_Extracted data entries_
#####

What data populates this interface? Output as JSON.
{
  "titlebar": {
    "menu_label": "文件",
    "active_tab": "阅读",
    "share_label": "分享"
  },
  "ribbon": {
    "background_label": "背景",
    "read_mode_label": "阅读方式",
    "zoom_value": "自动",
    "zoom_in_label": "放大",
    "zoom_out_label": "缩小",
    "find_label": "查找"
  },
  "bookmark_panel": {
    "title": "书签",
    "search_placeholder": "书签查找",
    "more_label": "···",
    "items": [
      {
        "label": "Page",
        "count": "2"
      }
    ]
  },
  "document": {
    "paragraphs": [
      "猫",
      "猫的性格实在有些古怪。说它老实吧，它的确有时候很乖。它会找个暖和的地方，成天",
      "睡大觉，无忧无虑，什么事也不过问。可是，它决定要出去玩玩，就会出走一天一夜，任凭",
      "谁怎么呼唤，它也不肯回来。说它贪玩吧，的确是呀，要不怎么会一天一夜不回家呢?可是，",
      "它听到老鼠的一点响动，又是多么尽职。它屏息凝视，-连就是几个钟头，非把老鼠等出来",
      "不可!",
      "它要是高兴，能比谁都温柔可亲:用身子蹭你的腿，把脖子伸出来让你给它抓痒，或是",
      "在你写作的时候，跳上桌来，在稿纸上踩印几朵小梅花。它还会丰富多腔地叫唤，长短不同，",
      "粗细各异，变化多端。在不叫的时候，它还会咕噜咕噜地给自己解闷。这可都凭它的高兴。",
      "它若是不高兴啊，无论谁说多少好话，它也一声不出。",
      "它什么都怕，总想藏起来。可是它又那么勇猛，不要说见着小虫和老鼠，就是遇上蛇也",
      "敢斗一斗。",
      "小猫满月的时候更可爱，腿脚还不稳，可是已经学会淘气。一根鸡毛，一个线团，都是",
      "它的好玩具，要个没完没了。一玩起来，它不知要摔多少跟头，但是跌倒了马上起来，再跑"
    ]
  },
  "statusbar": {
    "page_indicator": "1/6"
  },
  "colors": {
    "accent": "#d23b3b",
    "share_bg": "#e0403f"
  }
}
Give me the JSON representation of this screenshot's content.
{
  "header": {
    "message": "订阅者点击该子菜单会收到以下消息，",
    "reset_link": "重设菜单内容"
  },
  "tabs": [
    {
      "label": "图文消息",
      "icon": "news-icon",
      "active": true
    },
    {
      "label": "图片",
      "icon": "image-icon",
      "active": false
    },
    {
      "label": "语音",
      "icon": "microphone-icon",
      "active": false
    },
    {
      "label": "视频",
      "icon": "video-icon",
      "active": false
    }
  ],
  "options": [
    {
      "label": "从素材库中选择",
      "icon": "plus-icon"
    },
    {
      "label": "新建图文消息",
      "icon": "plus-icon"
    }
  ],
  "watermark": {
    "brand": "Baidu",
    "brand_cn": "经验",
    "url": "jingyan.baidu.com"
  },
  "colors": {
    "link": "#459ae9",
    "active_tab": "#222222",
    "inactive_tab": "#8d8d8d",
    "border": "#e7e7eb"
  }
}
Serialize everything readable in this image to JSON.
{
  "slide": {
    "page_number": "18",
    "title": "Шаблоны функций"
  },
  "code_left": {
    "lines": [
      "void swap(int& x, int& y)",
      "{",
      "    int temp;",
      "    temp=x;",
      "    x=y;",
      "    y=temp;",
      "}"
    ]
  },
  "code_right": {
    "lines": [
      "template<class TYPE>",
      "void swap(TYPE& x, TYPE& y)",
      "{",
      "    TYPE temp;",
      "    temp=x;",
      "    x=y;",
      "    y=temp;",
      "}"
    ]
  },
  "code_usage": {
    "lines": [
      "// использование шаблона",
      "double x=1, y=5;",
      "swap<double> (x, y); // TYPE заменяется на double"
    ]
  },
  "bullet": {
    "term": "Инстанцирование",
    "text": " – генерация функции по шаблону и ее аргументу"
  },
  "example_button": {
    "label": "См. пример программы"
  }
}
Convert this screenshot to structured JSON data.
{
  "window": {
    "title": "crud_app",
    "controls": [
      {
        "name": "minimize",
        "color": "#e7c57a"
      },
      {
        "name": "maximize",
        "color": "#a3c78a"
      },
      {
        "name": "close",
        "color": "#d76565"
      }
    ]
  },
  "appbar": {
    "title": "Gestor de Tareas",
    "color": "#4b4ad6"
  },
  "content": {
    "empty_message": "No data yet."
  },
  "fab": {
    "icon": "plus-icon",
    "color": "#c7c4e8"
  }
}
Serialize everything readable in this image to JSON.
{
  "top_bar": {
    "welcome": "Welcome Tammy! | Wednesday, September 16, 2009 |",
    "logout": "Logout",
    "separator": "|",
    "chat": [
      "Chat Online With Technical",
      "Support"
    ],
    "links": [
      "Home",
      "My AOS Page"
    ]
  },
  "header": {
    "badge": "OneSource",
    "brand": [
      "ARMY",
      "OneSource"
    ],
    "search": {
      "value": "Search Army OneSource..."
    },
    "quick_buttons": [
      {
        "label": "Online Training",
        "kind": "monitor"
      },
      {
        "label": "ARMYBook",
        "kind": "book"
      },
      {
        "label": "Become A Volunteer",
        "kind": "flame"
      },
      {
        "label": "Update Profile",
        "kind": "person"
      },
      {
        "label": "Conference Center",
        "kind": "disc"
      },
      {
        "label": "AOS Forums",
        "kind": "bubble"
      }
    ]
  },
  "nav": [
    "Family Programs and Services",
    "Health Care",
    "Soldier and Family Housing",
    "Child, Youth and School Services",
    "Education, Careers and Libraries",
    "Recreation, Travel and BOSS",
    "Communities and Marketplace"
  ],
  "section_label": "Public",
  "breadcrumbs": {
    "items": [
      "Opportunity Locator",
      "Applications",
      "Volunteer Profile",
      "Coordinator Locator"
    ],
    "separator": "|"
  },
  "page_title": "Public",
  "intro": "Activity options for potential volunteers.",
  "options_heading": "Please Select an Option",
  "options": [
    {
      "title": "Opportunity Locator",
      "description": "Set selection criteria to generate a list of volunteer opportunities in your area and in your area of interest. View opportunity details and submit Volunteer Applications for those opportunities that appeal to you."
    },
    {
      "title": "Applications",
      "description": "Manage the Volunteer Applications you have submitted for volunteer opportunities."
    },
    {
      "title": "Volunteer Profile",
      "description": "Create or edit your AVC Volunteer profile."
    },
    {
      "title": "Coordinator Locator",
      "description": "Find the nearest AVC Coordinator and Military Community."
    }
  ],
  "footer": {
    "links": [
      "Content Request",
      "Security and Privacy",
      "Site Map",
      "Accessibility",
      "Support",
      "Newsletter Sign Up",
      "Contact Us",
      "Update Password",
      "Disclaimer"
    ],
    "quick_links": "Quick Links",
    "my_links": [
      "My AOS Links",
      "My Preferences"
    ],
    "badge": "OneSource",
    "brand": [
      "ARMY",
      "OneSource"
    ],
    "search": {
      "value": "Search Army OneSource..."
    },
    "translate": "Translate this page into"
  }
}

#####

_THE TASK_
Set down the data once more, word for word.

_ANSWER FOR THE TASK_
What data populates this interface? Output as JSON.
{
  "titlebar": {
    "menu_label": "文件",
    "active_tab": "阅读",
    "share_label": "分享"
  },
  "ribbon": {
    "background_label": "背景",
    "read_mode_label": "阅读方式",
    "zoom_value": "自动",
    "zoom_in_label": "放大",
    "zoom_out_label": "缩小",
    "find_label": "查找"
  },
  "bookmark_panel": {
    "title": "书签",
    "search_placeholder": "书签查找",
    "more_label": "···",
    "items": [
      {
        "label": "Page",
        "count": "2"
      }
    ]
  },
  "document": {
    "paragraphs": [
      "猫",
      "猫的性格实在有些古怪。说它老实吧，它的确有时候很乖。它会找个暖和的地方，成天",
      "睡大觉，无忧无虑，什么事也不过问。可是，它决定要出去玩玩，就会出走一天一夜，任凭",
      "谁怎么呼唤，它也不肯回来。说它贪玩吧，的确是呀，要不怎么会一天一夜不回家呢?可是，",
      "它听到老鼠的一点响动，又是多么尽职。它屏息凝视，-连就是几个钟头，非把老鼠等出来",
      "不可!",
      "它要是高兴，能比谁都温柔可亲:用身子蹭你的腿，把脖子伸出来让你给它抓痒，或是",
      "在你写作的时候，跳上桌来，在稿纸上踩印几朵小梅花。它还会丰富多腔地叫唤，长短不同，",
      "粗细各异，变化多端。在不叫的时候，它还会咕噜咕噜地给自己解闷。这可都凭它的高兴。",
      "它若是不高兴啊，无论谁说多少好话，它也一声不出。",
      "它什么都怕，总想藏起来。可是它又那么勇猛，不要说见着小虫和老鼠，就是遇上蛇也",
      "敢斗一斗。",
      "小猫满月的时候更可爱，腿脚还不稳，可是已经学会淘气。一根鸡毛，一个线团，都是",
      "它的好玩具，要个没完没了。一玩起来，它不知要摔多少跟头，但是跌倒了马上起来，再跑"
    ]
  },
  "statusbar": {
    "page_indicator": "1/6"
  },
  "colors": {
    "accent": "#d23b3b",
    "share_bg": "#e0403f"
  }
}
Give me the JSON representation of this screenshot's content.
{
  "header": {
    "message": "订阅者点击该子菜单会收到以下消息，",
    "reset_link": "重设菜单内容"
  },
  "tabs": [
    {
      "label": "图文消息",
      "icon": "news-icon",
      "active": true
    },
    {
      "label": "图片",
      "icon": "image-icon",
      "active": false
    },
    {
      "label": "语音",
      "icon": "microphone-icon",
      "active": false
    },
    {
      "label": "视频",
      "icon": "video-icon",
      "active": false
    }
  ],
  "options": [
    {
      "label": "从素材库中选择",
      "icon": "plus-icon"
    },
    {
      "label": "新建图文消息",
      "icon": "plus-icon"
    }
  ],
  "watermark": {
    "brand": "Baidu",
    "brand_cn": "经验",
    "url": "jingyan.baidu.com"
  },
  "colors": {
    "link": "#459ae9",
    "active_tab": "#222222",
    "inactive_tab": "#8d8d8d",
    "border": "#e7e7eb"
  }
}
Serialize everything readable in this image to JSON.
{
  "slide": {
    "page_number": "18",
    "title": "Шаблоны функций"
  },
  "code_left": {
    "lines": [
      "void swap(int& x, int& y)",
      "{",
      "    int temp;",
      "    temp=x;",
      "    x=y;",
      "    y=temp;",
      "}"
    ]
  },
  "code_right": {
    "lines": [
      "template<class TYPE>",
      "void swap(TYPE& x, TYPE& y)",
      "{",
      "    TYPE temp;",
      "    temp=x;",
      "    x=y;",
      "    y=temp;",
      "}"
    ]
  },
  "code_usage": {
    "lines": [
      "// использование шаблона",
      "double x=1, y=5;",
      "swap<double> (x, y); // TYPE заменяется на double"
    ]
  },
  "bullet": {
    "term": "Инстанцирование",
    "text": " – генерация функции по шаблону и ее аргументу"
  },
  "example_button": {
    "label": "См. пример программы"
  }
}
Convert this screenshot to structured JSON data.
{
  "window": {
    "title": "crud_app",
    "controls": [
      {
        "name": "minimize",
        "color": "#e7c57a"
      },
      {
        "name": "maximize",
        "color": "#a3c78a"
      },
      {
        "name": "close",
        "color": "#d76565"
      }
    ]
  },
  "appbar": {
    "title": "Gestor de Tareas",
    "color": "#4b4ad6"
  },
  "content": {
    "empty_message": "No data yet."
  },
  "fab": {
    "icon": "plus-icon",
    "color": "#c7c4e8"
  }
}
Serialize everything readable in this image to JSON.
{
  "top_bar": {
    "welcome": "Welcome Tammy! | Wednesday, September 16, 2009 |",
    "logout": "Logout",
    "separator": "|",
    "chat": [
      "Chat Online With Technical",
      "Support"
    ],
    "links": [
      "Home",
      "My AOS Page"
    ]
  },
  "header": {
    "badge": "OneSource",
    "brand": [
      "ARMY",
      "OneSource"
    ],
    "search": {
      "value": "Search Army OneSource..."
    },
    "quick_buttons": [
      {
        "label": "Online Training",
        "kind": "monitor"
      },
      {
        "label": "ARMYBook",
        "kind": "book"
      },
      {
        "label": "Become A Volunteer",
        "kind": "flame"
      },
      {
        "label": "Update Profile",
        "kind": "person"
      },
      {
        "label": "Conference Center",
        "kind": "disc"
      },
      {
        "label": "AOS Forums",
        "kind": "bubble"
      }
    ]
  },
  "nav": [
    "Family Programs and Services",
    "Health Care",
    "Soldier and Family Housing",
    "Child, Youth and School Services",
    "Education, Careers and Libraries",
    "Recreation, Travel and BOSS",
    "Communities and Marketplace"
  ],
  "section_label": "Public",
  "breadcrumbs": {
    "items": [
      "Opportunity Locator",
      "Applications",
      "Volunteer Profile",
      "Coordinator Locator"
    ],
    "separator": "|"
  },
  "page_title": "Public",
  "intro": "Activity options for potential volunteers.",
  "options_heading": "Please Select an Option",
  "options": [
    {
      "title": "Opportunity Locator",
      "description": "Set selection criteria to generate a list of volunteer opportunities in your area and in your area of interest. View opportunity details and submit Volunteer Applications for those opportunities that appeal to you."
    },
    {
      "title": "Applications",
      "description": "Manage the Volunteer Applications you have submitted for volunteer opportunities."
    },
    {
      "title": "Volunteer Profile",
      "description": "Create or edit your AVC Volunteer profile."
    },
    {
      "title": "Coordinator Locator",
      "description": "Find the nearest AVC Coordinator and Military Community."
    }
  ],
  "footer": {
    "links": [
      "Content Request",
      "Security and Privacy",
      "Site Map",
      "Accessibility",
      "Support",
      "Newsletter Sign Up",
      "Contact Us",
      "Update Password",
      "Disclaimer"
    ],
    "quick_links": "Quick Links",
    "my_links": [
      "My AOS Links",
      "My Preferences"
    ],
    "badge": "OneSource",
    "brand": [
      "ARMY",
      "OneSource"
    ],
    "search": {
      "value": "Search Army OneSource..."
    },
    "translate": "Translate this page into"
  }
}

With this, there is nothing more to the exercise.